Residents from Marina del Rey through Long Beach in Los Angeles County, as well as several coastal Orange County areas, will be under a "no-burn" alert from midnight Tuesday through midnight Wednesday due to an unhealthy air quality forecast from the South Coast Air Quality Management District.
According to an email alert from the AQMD, the air quality for Wednesday is predicted to be unhealthy for sensitive groups.
Because of this, residents may not burn "wood or manufactured fire logs" in their fireplaces or outdoor fire pits from midnight tonight through midnight Wednesday under the AQMD's "Check Before You Burn" program, Sam Atwood of the AQMD said.
People caught burning wood in their fireplaces during a no-burn alert face fines, according to an email from the AQMD. First-time violators can be fined $50, though they may attend a wood smoke awareness course in lieu of paying the fine.
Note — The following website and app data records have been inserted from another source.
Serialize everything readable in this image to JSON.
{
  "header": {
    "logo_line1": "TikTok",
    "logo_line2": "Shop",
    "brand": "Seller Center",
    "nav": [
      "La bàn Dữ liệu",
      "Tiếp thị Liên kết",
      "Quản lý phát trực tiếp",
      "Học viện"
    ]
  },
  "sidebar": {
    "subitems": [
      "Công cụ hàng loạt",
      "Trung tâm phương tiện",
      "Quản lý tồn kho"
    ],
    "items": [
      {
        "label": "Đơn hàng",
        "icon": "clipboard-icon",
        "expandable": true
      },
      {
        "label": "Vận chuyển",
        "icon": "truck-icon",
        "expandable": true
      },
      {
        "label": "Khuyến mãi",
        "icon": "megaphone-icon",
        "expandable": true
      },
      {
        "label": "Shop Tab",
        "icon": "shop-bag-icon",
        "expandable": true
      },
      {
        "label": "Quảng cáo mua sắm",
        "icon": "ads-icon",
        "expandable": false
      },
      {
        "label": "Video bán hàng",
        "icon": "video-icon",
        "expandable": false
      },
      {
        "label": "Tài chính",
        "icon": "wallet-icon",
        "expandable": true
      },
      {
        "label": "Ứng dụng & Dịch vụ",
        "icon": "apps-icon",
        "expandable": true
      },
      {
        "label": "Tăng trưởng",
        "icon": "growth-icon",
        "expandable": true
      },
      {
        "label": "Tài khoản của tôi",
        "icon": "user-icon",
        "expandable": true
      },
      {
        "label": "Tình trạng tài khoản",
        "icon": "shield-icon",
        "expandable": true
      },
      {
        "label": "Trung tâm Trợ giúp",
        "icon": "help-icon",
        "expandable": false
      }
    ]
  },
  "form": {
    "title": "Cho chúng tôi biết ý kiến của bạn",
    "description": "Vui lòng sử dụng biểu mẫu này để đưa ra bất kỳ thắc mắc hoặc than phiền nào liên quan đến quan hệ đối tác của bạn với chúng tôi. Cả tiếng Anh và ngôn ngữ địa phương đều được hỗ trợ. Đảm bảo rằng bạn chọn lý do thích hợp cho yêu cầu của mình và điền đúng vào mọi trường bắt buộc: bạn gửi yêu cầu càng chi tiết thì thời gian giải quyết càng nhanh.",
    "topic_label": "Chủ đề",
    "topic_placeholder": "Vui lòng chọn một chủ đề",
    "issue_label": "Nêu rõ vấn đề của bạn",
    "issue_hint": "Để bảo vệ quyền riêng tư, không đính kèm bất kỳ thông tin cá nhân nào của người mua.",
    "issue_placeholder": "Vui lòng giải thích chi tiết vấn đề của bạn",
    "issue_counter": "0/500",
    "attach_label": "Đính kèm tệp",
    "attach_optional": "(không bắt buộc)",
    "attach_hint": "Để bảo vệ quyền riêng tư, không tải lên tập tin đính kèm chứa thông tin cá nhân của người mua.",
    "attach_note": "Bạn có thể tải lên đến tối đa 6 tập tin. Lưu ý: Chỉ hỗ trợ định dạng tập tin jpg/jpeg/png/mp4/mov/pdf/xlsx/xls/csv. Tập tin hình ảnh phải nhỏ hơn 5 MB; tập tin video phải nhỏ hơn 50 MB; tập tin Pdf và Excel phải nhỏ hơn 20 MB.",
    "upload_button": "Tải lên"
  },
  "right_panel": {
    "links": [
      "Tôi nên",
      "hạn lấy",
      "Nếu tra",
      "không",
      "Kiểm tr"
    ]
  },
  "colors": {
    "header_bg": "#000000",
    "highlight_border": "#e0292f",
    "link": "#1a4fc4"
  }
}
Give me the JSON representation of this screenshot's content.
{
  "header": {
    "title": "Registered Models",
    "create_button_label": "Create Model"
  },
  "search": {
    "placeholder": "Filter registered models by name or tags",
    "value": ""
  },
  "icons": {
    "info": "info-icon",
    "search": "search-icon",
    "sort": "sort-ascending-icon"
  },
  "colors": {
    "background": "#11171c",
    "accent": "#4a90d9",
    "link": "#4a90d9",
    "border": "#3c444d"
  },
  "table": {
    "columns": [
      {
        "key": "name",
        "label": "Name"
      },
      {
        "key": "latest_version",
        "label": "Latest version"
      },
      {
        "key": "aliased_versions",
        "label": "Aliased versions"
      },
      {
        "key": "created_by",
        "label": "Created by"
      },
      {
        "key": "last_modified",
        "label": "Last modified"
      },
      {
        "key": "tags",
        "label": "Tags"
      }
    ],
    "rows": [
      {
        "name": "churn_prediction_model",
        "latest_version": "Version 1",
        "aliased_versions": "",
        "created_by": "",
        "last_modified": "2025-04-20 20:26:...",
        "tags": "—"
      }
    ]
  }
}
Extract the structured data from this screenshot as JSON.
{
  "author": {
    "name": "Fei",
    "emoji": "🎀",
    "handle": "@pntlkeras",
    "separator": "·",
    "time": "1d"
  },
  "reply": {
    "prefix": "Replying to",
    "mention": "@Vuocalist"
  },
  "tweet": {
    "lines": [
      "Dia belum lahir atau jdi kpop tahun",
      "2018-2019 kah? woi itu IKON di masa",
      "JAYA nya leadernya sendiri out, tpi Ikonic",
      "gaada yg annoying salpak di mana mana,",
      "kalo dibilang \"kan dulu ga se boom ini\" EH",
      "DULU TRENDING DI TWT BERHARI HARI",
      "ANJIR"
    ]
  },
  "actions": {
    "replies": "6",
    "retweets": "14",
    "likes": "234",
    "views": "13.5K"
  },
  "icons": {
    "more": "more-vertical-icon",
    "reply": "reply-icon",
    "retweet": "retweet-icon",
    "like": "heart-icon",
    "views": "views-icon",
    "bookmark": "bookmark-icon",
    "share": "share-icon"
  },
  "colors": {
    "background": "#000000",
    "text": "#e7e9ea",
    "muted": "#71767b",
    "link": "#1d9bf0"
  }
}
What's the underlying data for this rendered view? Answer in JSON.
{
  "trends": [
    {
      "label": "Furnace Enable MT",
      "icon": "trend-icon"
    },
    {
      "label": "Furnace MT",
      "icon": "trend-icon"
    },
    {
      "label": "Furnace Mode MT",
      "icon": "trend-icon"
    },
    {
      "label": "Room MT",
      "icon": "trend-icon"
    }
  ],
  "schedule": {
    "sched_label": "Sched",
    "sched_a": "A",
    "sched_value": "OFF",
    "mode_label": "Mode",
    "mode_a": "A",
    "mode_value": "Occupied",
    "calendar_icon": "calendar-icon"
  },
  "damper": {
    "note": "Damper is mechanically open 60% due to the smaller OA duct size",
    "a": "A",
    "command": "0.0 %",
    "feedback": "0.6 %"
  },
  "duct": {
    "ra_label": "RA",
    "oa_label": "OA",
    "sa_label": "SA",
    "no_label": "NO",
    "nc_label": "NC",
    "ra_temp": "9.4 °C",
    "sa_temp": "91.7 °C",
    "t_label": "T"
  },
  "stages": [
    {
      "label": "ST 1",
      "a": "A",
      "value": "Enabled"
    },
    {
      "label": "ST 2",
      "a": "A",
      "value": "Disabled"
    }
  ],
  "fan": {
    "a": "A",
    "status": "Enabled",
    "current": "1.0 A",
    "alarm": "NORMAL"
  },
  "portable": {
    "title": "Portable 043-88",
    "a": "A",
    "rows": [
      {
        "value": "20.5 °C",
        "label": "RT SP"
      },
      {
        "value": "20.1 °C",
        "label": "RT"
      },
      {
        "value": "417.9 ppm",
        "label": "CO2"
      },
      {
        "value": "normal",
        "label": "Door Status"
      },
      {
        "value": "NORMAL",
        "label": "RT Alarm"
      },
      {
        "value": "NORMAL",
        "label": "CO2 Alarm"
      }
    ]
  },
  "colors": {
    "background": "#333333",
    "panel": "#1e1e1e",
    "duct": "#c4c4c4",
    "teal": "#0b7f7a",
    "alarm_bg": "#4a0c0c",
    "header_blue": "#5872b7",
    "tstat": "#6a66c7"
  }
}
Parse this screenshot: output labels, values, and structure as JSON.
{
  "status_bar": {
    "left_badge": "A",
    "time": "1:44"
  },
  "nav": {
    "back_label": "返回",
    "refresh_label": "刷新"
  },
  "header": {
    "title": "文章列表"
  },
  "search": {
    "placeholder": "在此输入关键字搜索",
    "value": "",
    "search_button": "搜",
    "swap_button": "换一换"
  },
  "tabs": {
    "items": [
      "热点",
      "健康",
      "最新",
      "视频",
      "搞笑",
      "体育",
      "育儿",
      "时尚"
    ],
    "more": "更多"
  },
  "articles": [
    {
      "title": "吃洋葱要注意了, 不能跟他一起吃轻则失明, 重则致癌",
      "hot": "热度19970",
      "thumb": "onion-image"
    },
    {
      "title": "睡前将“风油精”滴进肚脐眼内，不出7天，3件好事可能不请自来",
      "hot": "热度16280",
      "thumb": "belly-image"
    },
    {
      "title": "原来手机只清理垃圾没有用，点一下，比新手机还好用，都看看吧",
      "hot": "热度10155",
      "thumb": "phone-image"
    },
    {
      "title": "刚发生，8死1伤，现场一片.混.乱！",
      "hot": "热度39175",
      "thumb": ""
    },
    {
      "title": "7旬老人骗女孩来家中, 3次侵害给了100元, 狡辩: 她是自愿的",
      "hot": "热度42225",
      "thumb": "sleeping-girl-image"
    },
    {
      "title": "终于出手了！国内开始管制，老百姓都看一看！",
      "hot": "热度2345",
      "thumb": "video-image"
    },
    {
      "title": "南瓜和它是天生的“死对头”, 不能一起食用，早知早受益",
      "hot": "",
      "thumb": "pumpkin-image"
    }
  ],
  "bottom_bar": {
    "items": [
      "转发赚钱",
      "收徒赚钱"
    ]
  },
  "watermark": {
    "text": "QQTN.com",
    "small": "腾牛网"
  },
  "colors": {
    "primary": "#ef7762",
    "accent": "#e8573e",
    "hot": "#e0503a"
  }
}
On the second violation, the fine increases to $150, or the resident may install a dedicated gas-fueled fireplace. Third-time violators will be either fined $500 or forced to fund a project that will benefit the environment.
Multiple violations are accrued during individual wood-burning seasons from November through February. To report a suspected violation, call 800-288-7664 or visit aqmd.gov.
The no-burn area stretches from Inglewood on the north to Laguna Niguel on the south, to Anaheim Hills on the east. In Los Angeles County, it includes the cities of Culver City, El Segundo, Manhattan Beach, Hawthorne, Gardena, Hermosa Beach, Redondo Beach, Torrance, the Palos Verdes Peninsula, San Pedro and Long Beach, among others, according to a map provided by the AQMD.
Wood burning creates an average of 5 tons of harmful PM2.5—very fine particulate matter that's 1/30th the width of a human hair—emissions per day in the South Coast Air Basin, which is four times the amount emitted from all power plants in the area, according to the AQMD. These small particles can lodge deep in the lungs and cause respiratory health problems, and long-term exposure can lead to reduced lung function and chronic bronchitis.
According to Dr. Joshua Davidson, a physician in Torrance who specializes in allergy and immunology, air quality alerts should be taken seriously.
"Individuals with COPD, asthma and hay fever should consider spending a good amount of time indoors (Wednesday)," he said. "Limiting outdoor exercise is also a good idea."
—City News Service contributed to this report.